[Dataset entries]

Start of Block

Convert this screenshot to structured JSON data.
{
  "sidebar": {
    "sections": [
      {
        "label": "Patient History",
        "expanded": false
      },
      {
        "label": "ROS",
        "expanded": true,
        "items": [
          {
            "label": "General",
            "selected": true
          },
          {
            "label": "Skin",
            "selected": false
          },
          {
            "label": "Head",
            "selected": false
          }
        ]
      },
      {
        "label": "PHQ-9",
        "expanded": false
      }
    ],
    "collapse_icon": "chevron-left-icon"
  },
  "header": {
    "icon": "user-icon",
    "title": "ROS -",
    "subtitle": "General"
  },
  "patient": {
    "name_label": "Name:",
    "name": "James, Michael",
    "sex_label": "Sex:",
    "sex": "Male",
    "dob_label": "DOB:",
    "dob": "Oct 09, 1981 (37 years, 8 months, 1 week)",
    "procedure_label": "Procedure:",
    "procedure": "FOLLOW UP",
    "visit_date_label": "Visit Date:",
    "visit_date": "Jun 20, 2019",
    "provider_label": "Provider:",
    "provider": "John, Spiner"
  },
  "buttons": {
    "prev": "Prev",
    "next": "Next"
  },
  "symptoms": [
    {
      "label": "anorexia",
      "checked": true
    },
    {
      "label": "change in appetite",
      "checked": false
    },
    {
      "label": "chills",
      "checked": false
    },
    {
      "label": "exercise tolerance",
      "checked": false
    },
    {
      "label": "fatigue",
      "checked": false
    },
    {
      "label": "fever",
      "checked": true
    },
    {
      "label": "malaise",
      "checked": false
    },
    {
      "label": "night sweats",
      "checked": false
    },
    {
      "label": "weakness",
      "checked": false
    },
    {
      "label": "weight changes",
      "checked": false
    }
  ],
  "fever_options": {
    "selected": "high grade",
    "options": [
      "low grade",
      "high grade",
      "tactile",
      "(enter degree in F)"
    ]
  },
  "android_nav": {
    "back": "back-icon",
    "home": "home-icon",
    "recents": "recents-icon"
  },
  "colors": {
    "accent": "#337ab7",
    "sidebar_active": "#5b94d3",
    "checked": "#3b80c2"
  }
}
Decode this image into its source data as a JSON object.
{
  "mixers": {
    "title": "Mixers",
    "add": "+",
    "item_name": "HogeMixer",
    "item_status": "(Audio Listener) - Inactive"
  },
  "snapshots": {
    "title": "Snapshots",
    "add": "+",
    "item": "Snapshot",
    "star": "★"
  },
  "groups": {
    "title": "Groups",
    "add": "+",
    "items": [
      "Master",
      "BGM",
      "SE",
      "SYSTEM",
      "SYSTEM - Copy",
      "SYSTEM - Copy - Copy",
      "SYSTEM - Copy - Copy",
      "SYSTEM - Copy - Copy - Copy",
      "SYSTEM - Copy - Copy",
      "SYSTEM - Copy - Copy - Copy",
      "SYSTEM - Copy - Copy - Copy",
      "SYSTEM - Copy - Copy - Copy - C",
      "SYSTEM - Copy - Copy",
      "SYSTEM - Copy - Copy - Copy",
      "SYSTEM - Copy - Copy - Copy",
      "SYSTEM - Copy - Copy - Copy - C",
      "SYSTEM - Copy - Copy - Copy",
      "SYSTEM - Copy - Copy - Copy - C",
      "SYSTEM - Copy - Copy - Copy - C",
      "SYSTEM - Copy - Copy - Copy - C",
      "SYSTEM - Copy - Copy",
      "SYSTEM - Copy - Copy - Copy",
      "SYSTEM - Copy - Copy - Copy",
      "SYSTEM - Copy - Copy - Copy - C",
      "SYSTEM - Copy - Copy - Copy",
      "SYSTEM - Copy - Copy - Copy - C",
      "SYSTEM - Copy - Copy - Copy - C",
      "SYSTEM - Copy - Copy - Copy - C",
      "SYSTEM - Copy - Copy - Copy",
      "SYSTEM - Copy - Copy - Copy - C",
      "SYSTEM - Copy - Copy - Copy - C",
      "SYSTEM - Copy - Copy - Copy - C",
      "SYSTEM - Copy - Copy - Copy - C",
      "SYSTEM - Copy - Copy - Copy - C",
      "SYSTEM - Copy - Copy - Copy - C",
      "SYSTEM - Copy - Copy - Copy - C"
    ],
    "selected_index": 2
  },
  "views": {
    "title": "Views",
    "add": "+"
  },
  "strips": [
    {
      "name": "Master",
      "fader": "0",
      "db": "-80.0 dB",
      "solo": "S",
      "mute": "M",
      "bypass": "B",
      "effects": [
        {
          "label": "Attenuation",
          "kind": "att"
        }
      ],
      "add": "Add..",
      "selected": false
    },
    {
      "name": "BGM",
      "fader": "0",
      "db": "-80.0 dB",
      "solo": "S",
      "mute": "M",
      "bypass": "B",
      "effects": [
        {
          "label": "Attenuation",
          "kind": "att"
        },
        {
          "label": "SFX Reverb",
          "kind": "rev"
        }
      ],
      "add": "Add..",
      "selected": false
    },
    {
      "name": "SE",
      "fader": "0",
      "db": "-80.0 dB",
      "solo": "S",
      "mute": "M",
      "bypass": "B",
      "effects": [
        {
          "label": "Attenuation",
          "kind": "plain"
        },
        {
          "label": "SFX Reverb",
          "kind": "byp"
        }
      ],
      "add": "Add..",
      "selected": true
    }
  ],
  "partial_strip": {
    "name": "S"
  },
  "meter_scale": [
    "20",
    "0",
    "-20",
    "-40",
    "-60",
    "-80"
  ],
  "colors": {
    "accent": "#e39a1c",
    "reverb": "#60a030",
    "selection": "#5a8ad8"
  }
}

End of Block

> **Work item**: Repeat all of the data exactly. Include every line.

> **Response**:
Convert this screenshot to structured JSON data.
{
  "sidebar": {
    "sections": [
      {
        "label": "Patient History",
        "expanded": false
      },
      {
        "label": "ROS",
        "expanded": true,
        "items": [
          {
            "label": "General",
            "selected": true
          },
          {
            "label": "Skin",
            "selected": false
          },
          {
            "label": "Head",
            "selected": false
          }
        ]
      },
      {
        "label": "PHQ-9",
        "expanded": false
      }
    ],
    "collapse_icon": "chevron-left-icon"
  },
  "header": {
    "icon": "user-icon",
    "title": "ROS -",
    "subtitle": "General"
  },
  "patient": {
    "name_label": "Name:",
    "name": "James, Michael",
    "sex_label": "Sex:",
    "sex": "Male",
    "dob_label": "DOB:",
    "dob": "Oct 09, 1981 (37 years, 8 months, 1 week)",
    "procedure_label": "Procedure:",
    "procedure": "FOLLOW UP",
    "visit_date_label": "Visit Date:",
    "visit_date": "Jun 20, 2019",
    "provider_label": "Provider:",
    "provider": "John, Spiner"
  },
  "buttons": {
    "prev": "Prev",
    "next": "Next"
  },
  "symptoms": [
    {
      "label": "anorexia",
      "checked": true
    },
    {
      "label": "change in appetite",
      "checked": false
    },
    {
      "label": "chills",
      "checked": false
    },
    {
      "label": "exercise tolerance",
      "checked": false
    },
    {
      "label": "fatigue",
      "checked": false
    },
    {
      "label": "fever",
      "checked": true
    },
    {
      "label": "malaise",
      "checked": false
    },
    {
      "label": "night sweats",
      "checked": false
    },
    {
      "label": "weakness",
      "checked": false
    },
    {
      "label": "weight changes",
      "checked": false
    }
  ],
  "fever_options": {
    "selected": "high grade",
    "options": [
      "low grade",
      "high grade",
      "tactile",
      "(enter degree in F)"
    ]
  },
  "android_nav": {
    "back": "back-icon",
    "home": "home-icon",
    "recents": "recents-icon"
  },
  "colors": {
    "accent": "#337ab7",
    "sidebar_active": "#5b94d3",
    "checked": "#3b80c2"
  }
}
Decode this image into its source data as a JSON object.
{
  "mixers": {
    "title": "Mixers",
    "add": "+",
    "item_name": "HogeMixer",
    "item_status": "(Audio Listener) - Inactive"
  },
  "snapshots": {
    "title": "Snapshots",
    "add": "+",
    "item": "Snapshot",
    "star": "★"
  },
  "groups": {
    "title": "Groups",
    "add": "+",
    "items": [
      "Master",
      "BGM",
      "SE",
      "SYSTEM",
      "SYSTEM - Copy",
      "SYSTEM - Copy - Copy",
      "SYSTEM - Copy - Copy",
      "SYSTEM - Copy - Copy - Copy",
      "SYSTEM - Copy - Copy",
      "SYSTEM - Copy - Copy - Copy",
      "SYSTEM - Copy - Copy - Copy",
      "SYSTEM - Copy - Copy - Copy - C",
      "SYSTEM - Copy - Copy",
      "SYSTEM - Copy - Copy - Copy",
      "SYSTEM - Copy - Copy - Copy",
      "SYSTEM - Copy - Copy - Copy - C",
      "SYSTEM - Copy - Copy - Copy",
      "SYSTEM - Copy - Copy - Copy - C",
      "SYSTEM - Copy - Copy - Copy - C",
      "SYSTEM - Copy - Copy - Copy - C",
      "SYSTEM - Copy - Copy",
      "SYSTEM - Copy - Copy - Copy",
      "SYSTEM - Copy - Copy - Copy",
      "SYSTEM - Copy - Copy - Copy - C",
      "SYSTEM - Copy - Copy - Copy",
      "SYSTEM - Copy - Copy - Copy - C",
      "SYSTEM - Copy - Copy - Copy - C",
      "SYSTEM - Copy - Copy - Copy - C",
      "SYSTEM - Copy - Copy - Copy",
      "SYSTEM - Copy - Copy - Copy - C",
      "SYSTEM - Copy - Copy - Copy - C",
      "SYSTEM - Copy - Copy - Copy - C",
      "SYSTEM - Copy - Copy - Copy - C",
      "SYSTEM - Copy - Copy - Copy - C",
      "SYSTEM - Copy - Copy - Copy - C",
      "SYSTEM - Copy - Copy - Copy - C"
    ],
    "selected_index": 2
  },
  "views": {
    "title": "Views",
    "add": "+"
  },
  "strips": [
    {
      "name": "Master",
      "fader": "0",
      "db": "-80.0 dB",
      "solo": "S",
      "mute": "M",
      "bypass": "B",
      "effects": [
        {
          "label": "Attenuation",
          "kind": "att"
        }
      ],
      "add": "Add..",
      "selected": false
    },
    {
      "name": "BGM",
      "fader": "0",
      "db": "-80.0 dB",
      "solo": "S",
      "mute": "M",
      "bypass": "B",
      "effects": [
        {
          "label": "Attenuation",
          "kind": "att"
        },
        {
          "label": "SFX Reverb",
          "kind": "rev"
        }
      ],
      "add": "Add..",
      "selected": false
    },
    {
      "name": "SE",
      "fader": "0",
      "db": "-80.0 dB",
      "solo": "S",
      "mute": "M",
      "bypass": "B",
      "effects": [
        {
          "label": "Attenuation",
          "kind": "plain"
        },
        {
          "label": "SFX Reverb",
          "kind": "byp"
        }
      ],
      "add": "Add..",
      "selected": true
    }
  ],
  "partial_strip": {
    "name": "S"
  },
  "meter_scale": [
    "20",
    "0",
    "-20",
    "-40",
    "-60",
    "-80"
  ],
  "colors": {
    "accent": "#e39a1c",
    "reverb": "#60a030",
    "selection": "#5a8ad8"
  }
}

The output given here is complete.